* Acknowledges commentary stirred friction at CNN
* Vows to keep expressing views in ‘public arena’
By Tim Gaynor
PHOENIX, Nov 19 (Reuters) - A week after abruptly quitting his longtime job as a CNN television news host and commentator, Lou Dobbs said on Thursday he is considering career options including possible runs for the White House or U.S. Senate.
“Right now I feel exhilaration at the wide range of choices before me as to what I do next,” Dobbs, whose outspoken views on immigration and other topics often angered liberals, told Reuters in a telephone interview from New York on Thursday.
Dobbs, 64, a veteran CNN anchor who had become one of the most divisive figures in U.S. broadcast journalism, announced last Wednesday he was leaving CNN after spending the better part of 30 years at the 24-hour cable news network.
He still hosts a daily radio show.
A Texas native, Dobbs has drawn fire from Latino leaders and civil rights groups for frequent on-air remarks about U.S. border control and immigration that critics saw as demonizing illegal immigrants.
He was also seen as lending credence to the “birther” conspiracy theory, whose adherents believe President Barack Obama’s Hawaiian birth certificate was faked to hide a Kenyan birthplace that would make the first black U.S. president ineligible for his office.
Dobbs acknowledged his commentary also stirred friction with CNN executives.
Discussions with CNN/U.S. President Jonathan Klein made it clear Dobbs’ style of combining news and opinion was untenable at the network, Dobbs said.
“They wanted to reverse direction on my show from what had been a news debate and my opinion to a middle-of-the road, as Jon Klein styled it, non-opinion show,” he said.
“It was just not gratifying to me to sit there and read a news show — and I much prefer to be more engaged.”
Dobbs vowed to carry on expressing his views “fully and straightforwardly in the public arena no matter what I decide to do next.”
Since his departure, some have speculated he might run as a candidate for the U.S. Senate in New Jersey, where he has a home, or even run as a third-party candidate in the 2012 U.S. presidential elections — options he says remain on the table.
“I am ruling nothing out. ... I have come to no conclusions and no decisions,” he said. “Do I seek to have some influence on public policy?
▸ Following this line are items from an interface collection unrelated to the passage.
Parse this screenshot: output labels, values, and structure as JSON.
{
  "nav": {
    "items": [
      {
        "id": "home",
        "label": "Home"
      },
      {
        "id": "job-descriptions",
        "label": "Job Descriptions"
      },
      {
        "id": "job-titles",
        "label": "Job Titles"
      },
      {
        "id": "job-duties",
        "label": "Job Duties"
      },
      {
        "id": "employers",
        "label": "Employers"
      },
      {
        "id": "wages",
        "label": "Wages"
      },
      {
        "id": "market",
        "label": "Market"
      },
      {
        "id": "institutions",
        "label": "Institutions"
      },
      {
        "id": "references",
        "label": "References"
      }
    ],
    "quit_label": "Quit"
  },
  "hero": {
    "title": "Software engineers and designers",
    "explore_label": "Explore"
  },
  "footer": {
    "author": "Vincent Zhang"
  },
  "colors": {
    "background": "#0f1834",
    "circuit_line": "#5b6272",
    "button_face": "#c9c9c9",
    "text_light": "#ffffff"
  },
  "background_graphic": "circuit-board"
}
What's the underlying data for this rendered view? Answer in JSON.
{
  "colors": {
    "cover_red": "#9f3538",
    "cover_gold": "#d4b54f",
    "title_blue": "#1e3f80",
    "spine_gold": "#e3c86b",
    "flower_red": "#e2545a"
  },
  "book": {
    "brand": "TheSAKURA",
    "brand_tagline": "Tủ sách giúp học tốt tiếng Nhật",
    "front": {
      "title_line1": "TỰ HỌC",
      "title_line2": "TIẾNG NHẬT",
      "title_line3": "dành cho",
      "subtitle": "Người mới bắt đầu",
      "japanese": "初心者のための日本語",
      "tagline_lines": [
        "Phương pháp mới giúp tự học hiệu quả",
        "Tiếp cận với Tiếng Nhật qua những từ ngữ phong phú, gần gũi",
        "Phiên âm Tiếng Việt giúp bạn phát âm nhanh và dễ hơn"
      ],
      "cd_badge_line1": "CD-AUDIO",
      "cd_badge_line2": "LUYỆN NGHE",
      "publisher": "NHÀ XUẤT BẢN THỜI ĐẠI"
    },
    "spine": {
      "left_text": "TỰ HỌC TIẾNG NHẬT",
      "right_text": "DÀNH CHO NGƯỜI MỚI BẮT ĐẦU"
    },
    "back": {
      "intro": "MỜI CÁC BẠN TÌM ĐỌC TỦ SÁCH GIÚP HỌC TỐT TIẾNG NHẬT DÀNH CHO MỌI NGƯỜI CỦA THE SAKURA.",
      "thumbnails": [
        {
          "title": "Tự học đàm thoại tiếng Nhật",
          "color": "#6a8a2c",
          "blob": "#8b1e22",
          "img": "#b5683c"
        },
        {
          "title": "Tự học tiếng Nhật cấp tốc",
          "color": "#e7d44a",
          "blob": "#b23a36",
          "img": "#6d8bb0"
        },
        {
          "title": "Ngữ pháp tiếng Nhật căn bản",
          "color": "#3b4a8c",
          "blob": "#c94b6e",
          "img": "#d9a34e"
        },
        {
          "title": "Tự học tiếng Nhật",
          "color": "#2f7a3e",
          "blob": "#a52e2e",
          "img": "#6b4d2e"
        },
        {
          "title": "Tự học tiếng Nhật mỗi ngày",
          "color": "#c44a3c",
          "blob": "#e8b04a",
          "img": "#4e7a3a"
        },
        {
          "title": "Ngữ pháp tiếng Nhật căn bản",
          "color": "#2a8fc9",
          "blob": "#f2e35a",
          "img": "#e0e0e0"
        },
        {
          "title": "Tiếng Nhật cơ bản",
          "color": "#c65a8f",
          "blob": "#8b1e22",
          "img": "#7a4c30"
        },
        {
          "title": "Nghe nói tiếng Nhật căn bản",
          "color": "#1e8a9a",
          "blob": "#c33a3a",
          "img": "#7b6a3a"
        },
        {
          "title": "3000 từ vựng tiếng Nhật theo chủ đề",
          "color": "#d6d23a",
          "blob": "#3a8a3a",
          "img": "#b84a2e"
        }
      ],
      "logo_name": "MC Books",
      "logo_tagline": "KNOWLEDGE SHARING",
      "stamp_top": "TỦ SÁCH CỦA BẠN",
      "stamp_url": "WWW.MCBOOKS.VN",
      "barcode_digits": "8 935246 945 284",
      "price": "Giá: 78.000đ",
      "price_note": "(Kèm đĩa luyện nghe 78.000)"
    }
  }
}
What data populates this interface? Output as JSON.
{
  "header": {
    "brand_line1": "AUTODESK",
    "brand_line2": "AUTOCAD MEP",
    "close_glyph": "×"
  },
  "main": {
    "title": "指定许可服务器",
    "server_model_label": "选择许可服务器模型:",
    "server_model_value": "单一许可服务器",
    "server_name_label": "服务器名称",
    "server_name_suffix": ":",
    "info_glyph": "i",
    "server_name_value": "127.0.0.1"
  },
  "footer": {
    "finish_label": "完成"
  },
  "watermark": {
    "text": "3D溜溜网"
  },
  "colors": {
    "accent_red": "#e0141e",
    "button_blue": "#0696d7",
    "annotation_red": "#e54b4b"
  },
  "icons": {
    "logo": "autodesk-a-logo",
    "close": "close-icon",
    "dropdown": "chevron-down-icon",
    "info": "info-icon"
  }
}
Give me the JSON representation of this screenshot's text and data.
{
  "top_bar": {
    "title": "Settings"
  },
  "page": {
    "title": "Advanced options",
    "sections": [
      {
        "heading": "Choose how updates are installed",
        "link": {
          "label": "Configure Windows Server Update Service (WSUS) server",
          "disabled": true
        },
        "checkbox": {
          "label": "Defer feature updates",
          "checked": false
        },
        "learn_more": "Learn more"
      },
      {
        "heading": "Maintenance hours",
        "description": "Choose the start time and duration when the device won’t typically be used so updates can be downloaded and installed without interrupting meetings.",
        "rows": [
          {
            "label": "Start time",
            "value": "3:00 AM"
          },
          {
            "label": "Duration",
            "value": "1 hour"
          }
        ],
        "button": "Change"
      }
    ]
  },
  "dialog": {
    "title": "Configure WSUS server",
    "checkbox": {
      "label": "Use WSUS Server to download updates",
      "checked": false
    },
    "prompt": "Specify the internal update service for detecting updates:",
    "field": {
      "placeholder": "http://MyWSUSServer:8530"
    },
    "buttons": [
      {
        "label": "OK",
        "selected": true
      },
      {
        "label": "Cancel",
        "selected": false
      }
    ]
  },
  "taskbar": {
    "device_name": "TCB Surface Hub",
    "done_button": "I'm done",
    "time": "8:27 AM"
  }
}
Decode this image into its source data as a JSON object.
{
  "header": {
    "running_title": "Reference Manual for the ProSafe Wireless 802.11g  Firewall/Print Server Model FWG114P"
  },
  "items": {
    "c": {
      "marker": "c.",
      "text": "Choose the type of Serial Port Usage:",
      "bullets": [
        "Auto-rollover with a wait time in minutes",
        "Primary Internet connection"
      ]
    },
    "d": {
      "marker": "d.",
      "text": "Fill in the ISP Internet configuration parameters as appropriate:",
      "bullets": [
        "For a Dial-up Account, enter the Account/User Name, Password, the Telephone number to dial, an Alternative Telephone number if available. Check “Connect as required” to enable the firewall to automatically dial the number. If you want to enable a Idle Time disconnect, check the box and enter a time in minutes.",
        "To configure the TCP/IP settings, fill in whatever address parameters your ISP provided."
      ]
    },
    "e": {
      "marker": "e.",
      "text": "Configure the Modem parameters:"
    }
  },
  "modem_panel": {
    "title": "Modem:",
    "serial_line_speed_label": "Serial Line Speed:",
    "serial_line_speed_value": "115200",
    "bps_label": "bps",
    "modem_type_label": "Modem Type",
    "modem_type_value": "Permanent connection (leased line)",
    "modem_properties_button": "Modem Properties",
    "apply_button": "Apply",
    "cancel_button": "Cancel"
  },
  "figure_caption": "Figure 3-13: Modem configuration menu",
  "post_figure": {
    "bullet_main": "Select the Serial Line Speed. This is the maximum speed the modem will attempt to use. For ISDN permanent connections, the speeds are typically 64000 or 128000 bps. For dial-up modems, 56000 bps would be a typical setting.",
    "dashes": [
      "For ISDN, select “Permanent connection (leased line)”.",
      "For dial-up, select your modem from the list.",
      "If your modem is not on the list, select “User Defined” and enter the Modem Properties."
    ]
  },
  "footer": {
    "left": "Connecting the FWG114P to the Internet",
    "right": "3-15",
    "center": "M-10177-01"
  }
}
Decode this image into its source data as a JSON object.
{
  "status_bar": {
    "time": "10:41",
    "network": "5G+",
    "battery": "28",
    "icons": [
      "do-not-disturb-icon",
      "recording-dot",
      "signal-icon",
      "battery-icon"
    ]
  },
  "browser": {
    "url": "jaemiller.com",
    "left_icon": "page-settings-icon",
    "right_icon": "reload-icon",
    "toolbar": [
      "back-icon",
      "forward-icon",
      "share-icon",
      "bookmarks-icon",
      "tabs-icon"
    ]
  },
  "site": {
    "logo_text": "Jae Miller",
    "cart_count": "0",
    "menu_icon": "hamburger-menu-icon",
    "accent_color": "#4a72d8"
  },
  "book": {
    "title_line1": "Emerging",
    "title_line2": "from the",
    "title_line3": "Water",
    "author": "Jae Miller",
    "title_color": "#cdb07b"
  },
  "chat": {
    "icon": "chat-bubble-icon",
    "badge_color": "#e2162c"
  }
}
Absolutely. Do I seek to represent and champion the middle class in this country and those who aspire to it? Absolutely. And I will.” (Editing by Steve Gorman and Todd Eastham)